NJ is a very flat course. The 112 ft. of elevation recorded by my Garmin was due to a few small bridges on the course, but nothing at all like NYC’s Verrazzano or Queensboro bridges. For NYC, you really have to prepare for those bigger hills and know your pace will probably slow on them. In NJ, you just have to focus on being consistent, as there’s not much to break up your pace other than some right angle turns.
Speaking of being consistent, I was surprised to see my half splits in NJ were almost identical: only three seconds separated my first and second halves! I hadn’t meant to do this – if anything, I’d wanted to significantly speed up in the second half. At least by more than three seconds. Still, I’m pretty happy about the consistency with my pace. The only real difference is that in the first two thirds I was fighting to slow down and in the last third I was fighting to speed up.
Another interesting thing about my NJ results: at the 10K mark, I was in 1083rd place. By the finish, I was in 810th place. And I was pretty much running the same pace the whole time. It looks like 36 people may have dropped out by the finish, but this still means that a lot of people had slowed down throughout the race. Sometimes I forget that you can pass people on a race course without even speeding up – they just have to slow down, and voila: you’ve passed them.

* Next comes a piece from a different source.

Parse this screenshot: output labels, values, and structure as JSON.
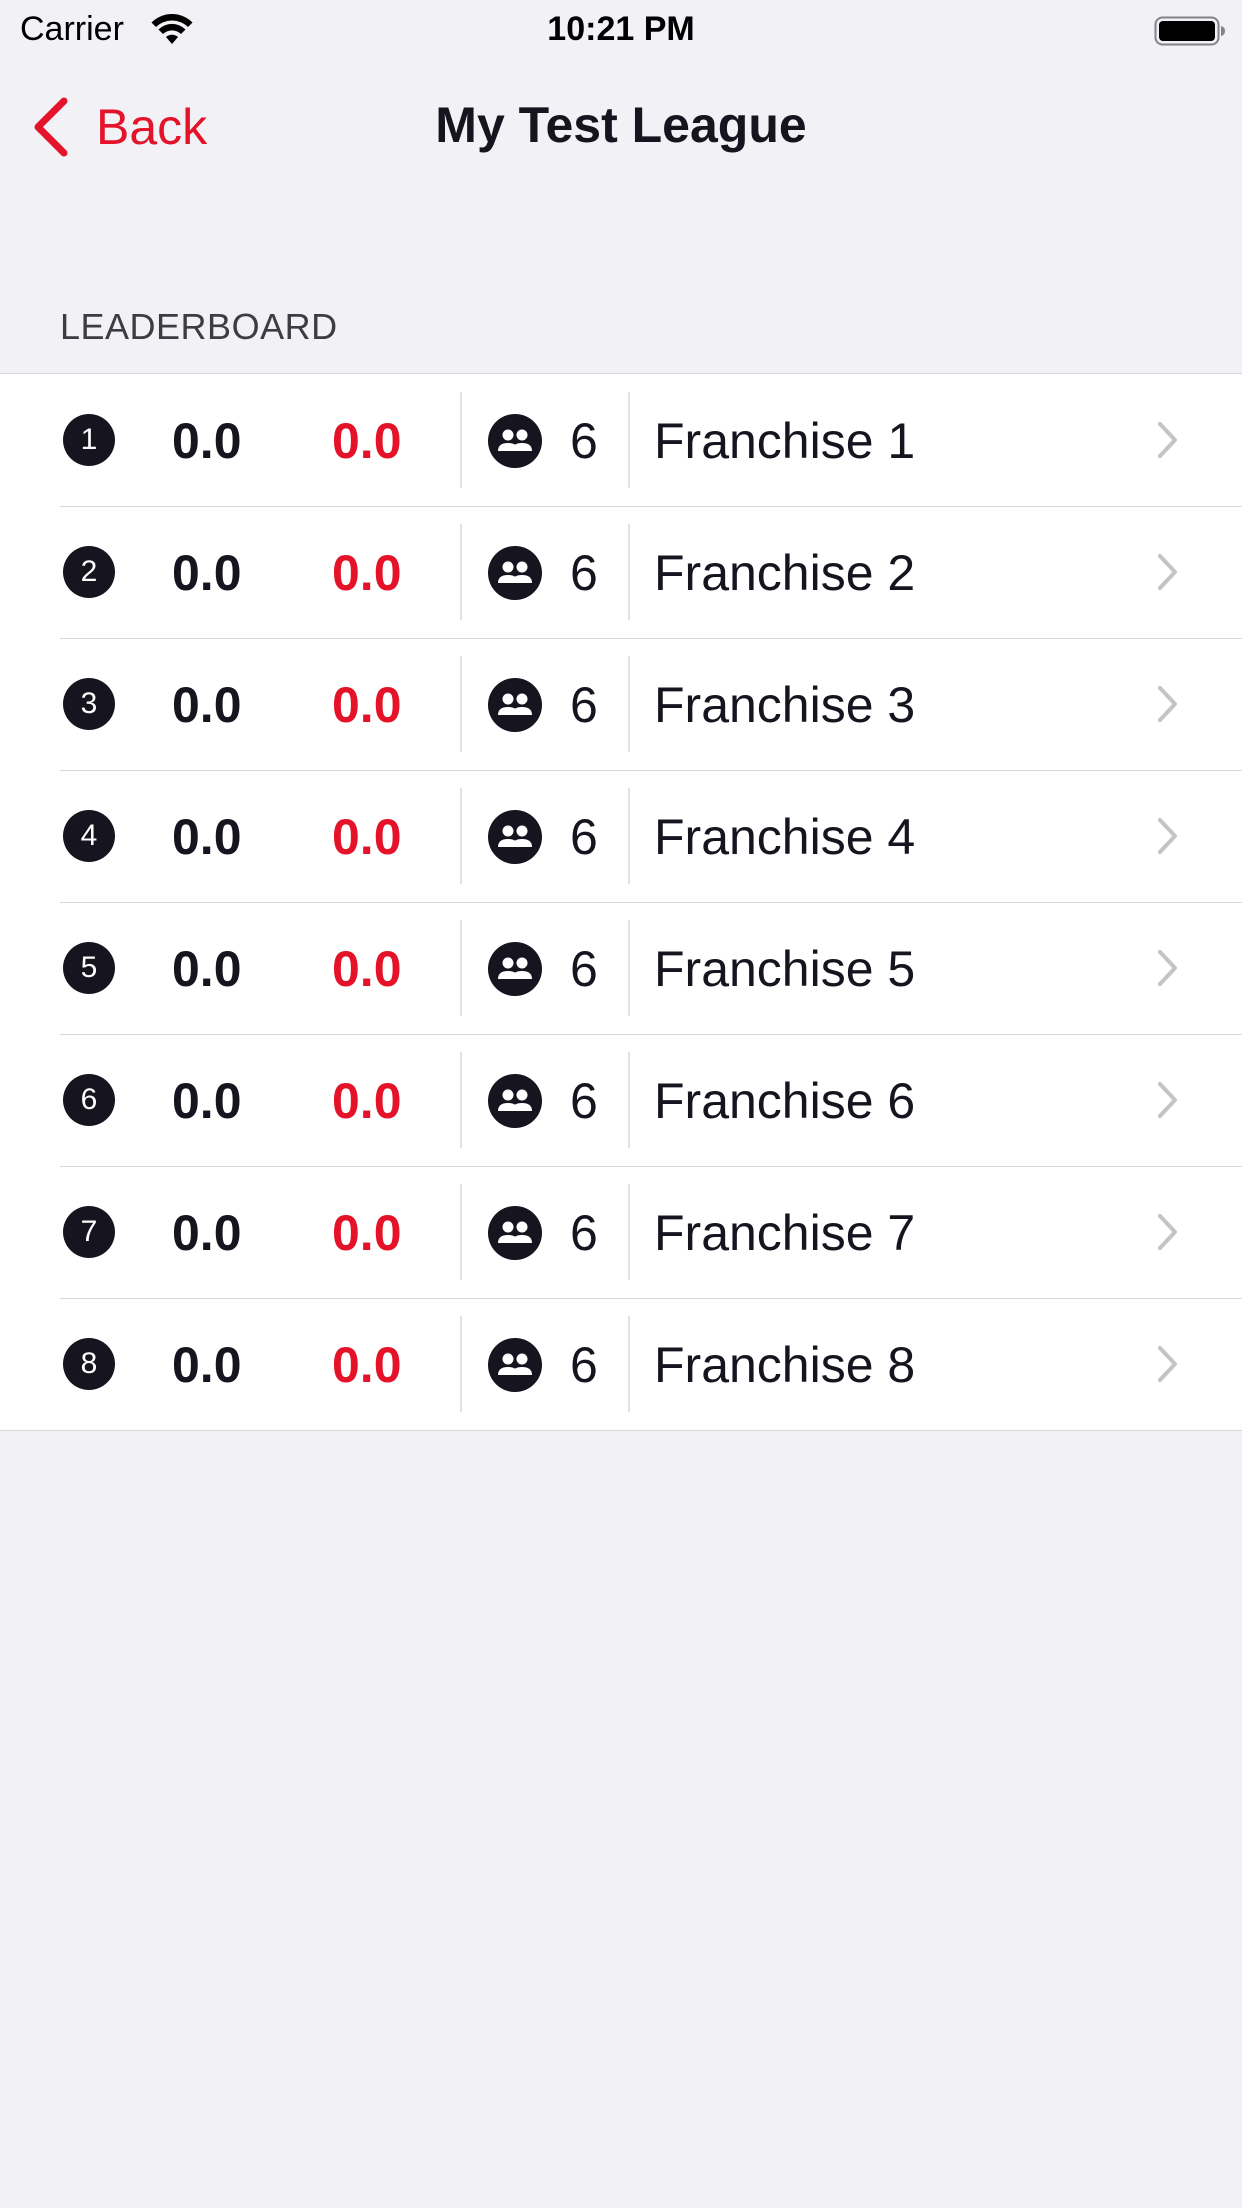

I also included my weight (the insignificant 2 lb. gain), the weather (nearly identical start time temps, just sunnier in NYC), and race start time. That last one was a pretty big difference: I’m used to starting my runs around 7:30 or 8:00 am, so the NJ start felt a lot more natural to me. Starting a 26.2 mile run at 10 in the morning, on the other hand? Much less so. Unfortunately, that’s what it is in NYC, unless I ever start with the elites, and even then it’s 9:10 am. (Also, I will never start with the elites.)
I’m not sure which was worse: having over two hours from arriving at the start village until I crossed the start (NYC) or having less than 45 minutes between the two (NJ). I guess NYC was the much more relaxed start given how much time we had to sit around. But planning breakfast and snacks is a little harder. While the NJ start village was hectic and hurried, the timing of when I ate everything that morning felt better.
Finally, here’s a fun little graph comparison showing the differences in my pace range in the two races: NYC on the left, NJ on the right. I had to do a bit of manipulating in Photoshop to get the corresponding paces to line up and to better show the comparison. Look at how much more consistent my pace was in NJ:
Because you can never have too many graphs, here’s another version of the same thing below. Again, I manipulated the size of the graphs to have them better compare and placed red lines between the corresponding paces. The one huge dip in NYC was the Queensboro Bridge because all signal was lost there – I wasn’t actually running a 13:00 pace. Maybe more like 9:45-10:00 at the slowest, but I’ll never know. All I remember is that a bird shat on my arm on that bridge.
In NJ, the slight dip and spike in mile 5 were when I stopped to put my phone away and then sped up to make up for it. You can also see how I faltered a bit between miles 20-22 and then tried so hard to come back, finally speeding up at the very end.
Finally, I just felt so much more confident running NJ. Not only did I already know what running 26.2 (or 26.4, I guess) miles felt like, I had a solid block of training behind me. I had run several marathon pace tempo runs. I had practiced fueling, hydration, and so much more. I just felt better in every single way.
Knowing what I now know, I can’t wait to see how training goes this summer for the 2019 NYC Marathon. I can’t yet make any kind of prediction as to how fast I can run it, but I’m looking to improve my time. I’m not sure I can take off another 12 minutes, but who knows. After all, I am now a qualified marathon expert.